The Week Ahead
Visiting other schools, and meeting their pupils and staff, has been one of the great pleasures of my job in the past few years. Dedicated teachers and engaged, enthusiastic pupils always remind me how inspiring it is to be able to spend time getting under the skin of a school and seeing how it operates. In part, of course, I use such visits as a way of learning more about schooling across the world, shamelessly adopting great ideas whenever I see an opportunity - our school here in Wellington has certainly benefitted from some of the great work being done in schools across China and the rest of the world.
It is not all a case of inter-school spying, however. These are occasions to share good practice and to celebrate the success of schools which share our commitment to great teaching and a genuinely holistic education. Whilst the coronavirus restrictions remain in place, it has not been possible to see many new schools, but the memory of one that I was privileged enough to visit a couple of weeks ago has stayed with me. The Tianjin Hongqiao Peizhi primary school is only a few kilometres away from College, but it is a very different sort of school to our own. This is a school which serves families with children aged from 2-18 years who have serious learning difficulties, often allied to physical disabilities. It is a humbling, inspirational place, even when its students are not able to attend. On our recent visit, principally arranged so that we could make a donation of 10 tablets from money raised by the staff from Wellington, we were lucky enough to meet some of the staff and parents of this remarkable school. Touring the art rooms and seeing the work that the children at Peizhi had created was particular a reminder of the way dedicated teaching can change lives.
The privilege of a school like Wellington – be it in attending as a pupil or working here as a member of staff – can sometimes mean that we forget how the lives of others are not as ours. The stories of the families and staff from Peizhi provided a timely message for me. Any one of the Wellington family of schools places service to others at the heart of its being. From its very foundation in 1859, for example, Wellington College in England has offered free places to the orphaned children of those in the armed forces and latterly, in the emergency services. As a school, it continues to offer community service projects in and around the school estate.
I spoke to all parents this week on the vision for the coming year. Of course, much was focused on the education we provide, and the changes to teaching and learning, but a strong thread of our focus for the coming year and beyond lies in building up our service commitment. We already run a vibrant International Duke of Edinburgh award scheme and charitable projects like last year’s Pink Day and the visually arresting ‘Movember’ phenomenon raise thousands of renminbi for local charities. But I sense we can do more to place service at the core of our school, from everyday relationships across our own community, with respect as the cornerstone of any interaction, to more structured ASA programmes which allow our pupils to work with children from schools like Peizhi each week. Parents too are encouraged to join our drive to foster the service mentality of our school, either through the great work of the FOW or with individual projects close to your heart.
Peizhi primary school, so unremarkable from the outside, does quite extraordinary work with its young people. For all that we celebrate the academic, sporting and artistic triumphs of our own pupils, it is worth reflecting on the broader education we provide here at school.
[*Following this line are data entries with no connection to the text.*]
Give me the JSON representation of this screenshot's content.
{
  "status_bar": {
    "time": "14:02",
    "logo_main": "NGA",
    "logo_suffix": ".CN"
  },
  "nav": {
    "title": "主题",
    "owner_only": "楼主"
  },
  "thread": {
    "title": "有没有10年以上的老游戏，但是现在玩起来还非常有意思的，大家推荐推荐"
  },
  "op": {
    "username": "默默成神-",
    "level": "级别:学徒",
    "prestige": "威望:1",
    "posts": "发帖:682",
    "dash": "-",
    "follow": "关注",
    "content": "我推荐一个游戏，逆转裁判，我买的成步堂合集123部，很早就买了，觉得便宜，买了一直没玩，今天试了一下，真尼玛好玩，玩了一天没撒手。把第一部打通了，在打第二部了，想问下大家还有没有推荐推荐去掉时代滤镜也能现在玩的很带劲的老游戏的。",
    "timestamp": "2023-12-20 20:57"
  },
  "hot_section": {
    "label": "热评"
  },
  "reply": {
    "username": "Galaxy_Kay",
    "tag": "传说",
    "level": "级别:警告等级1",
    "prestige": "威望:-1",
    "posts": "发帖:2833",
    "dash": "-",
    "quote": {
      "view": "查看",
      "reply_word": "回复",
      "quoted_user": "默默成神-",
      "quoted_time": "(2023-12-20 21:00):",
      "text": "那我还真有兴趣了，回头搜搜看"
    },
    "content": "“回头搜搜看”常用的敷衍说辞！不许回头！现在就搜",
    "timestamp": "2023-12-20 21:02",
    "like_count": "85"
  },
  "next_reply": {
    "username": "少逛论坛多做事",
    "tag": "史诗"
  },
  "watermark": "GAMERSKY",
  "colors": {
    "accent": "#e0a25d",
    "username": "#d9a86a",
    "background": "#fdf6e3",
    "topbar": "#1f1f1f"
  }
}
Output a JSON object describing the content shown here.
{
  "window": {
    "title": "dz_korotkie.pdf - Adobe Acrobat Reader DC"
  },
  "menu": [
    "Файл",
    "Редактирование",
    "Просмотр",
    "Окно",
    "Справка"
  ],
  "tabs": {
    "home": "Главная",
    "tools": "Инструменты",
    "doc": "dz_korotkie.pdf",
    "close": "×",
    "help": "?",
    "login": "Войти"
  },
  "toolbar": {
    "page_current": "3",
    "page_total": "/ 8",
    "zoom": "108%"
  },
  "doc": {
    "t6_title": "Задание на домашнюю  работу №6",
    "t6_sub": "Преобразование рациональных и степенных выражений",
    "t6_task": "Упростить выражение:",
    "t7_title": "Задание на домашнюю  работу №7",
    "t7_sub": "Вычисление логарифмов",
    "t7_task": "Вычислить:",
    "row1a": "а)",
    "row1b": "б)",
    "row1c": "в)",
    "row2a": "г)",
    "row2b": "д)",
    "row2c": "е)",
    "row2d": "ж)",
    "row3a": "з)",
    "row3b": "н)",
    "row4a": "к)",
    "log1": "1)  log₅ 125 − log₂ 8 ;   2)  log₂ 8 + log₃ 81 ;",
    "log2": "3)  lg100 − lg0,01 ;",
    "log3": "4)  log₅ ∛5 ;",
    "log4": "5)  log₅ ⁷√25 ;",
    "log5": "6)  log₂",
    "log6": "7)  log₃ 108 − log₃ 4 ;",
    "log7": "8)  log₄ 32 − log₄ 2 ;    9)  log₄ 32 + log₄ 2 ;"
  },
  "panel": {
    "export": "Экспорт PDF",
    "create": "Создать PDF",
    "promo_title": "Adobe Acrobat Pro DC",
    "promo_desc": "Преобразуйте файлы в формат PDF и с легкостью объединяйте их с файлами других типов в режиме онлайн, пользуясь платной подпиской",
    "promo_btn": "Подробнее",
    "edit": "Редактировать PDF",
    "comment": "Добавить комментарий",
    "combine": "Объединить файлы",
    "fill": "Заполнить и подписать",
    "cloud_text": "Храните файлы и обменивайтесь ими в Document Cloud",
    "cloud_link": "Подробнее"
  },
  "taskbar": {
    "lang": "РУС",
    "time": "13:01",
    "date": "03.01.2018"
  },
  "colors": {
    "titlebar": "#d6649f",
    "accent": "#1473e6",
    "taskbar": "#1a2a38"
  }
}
Wellingtonians should leave confident of their place in the world, as our marvellous graduates from year 13 showed at their leaving ceremony this week, but they also need to have humility and compassion for those less privileged in our society.
In the last couple of weeks, pupils in year 1 have been learning how to reduce, reuse and recycle. In the IPC lessons, children learned what is happening to our world now, with topics such as air pollution, global warming and plastic pollution. They also discussed what recycling is, which materials can be recycled, why it is good to recycle and how we recycle. Year 1 pupils enjoyed these lessons and would love to be engaged in environmental protection actions. We also started a project of reusing different materials from home to make new items. It was great to see so many children reducing, reusing and recycling at home! Children have also been sharing photos and videos about how to care for the environment. They are excited to share their ideas with their friends about how they reused recyclable materials. Well done year 1!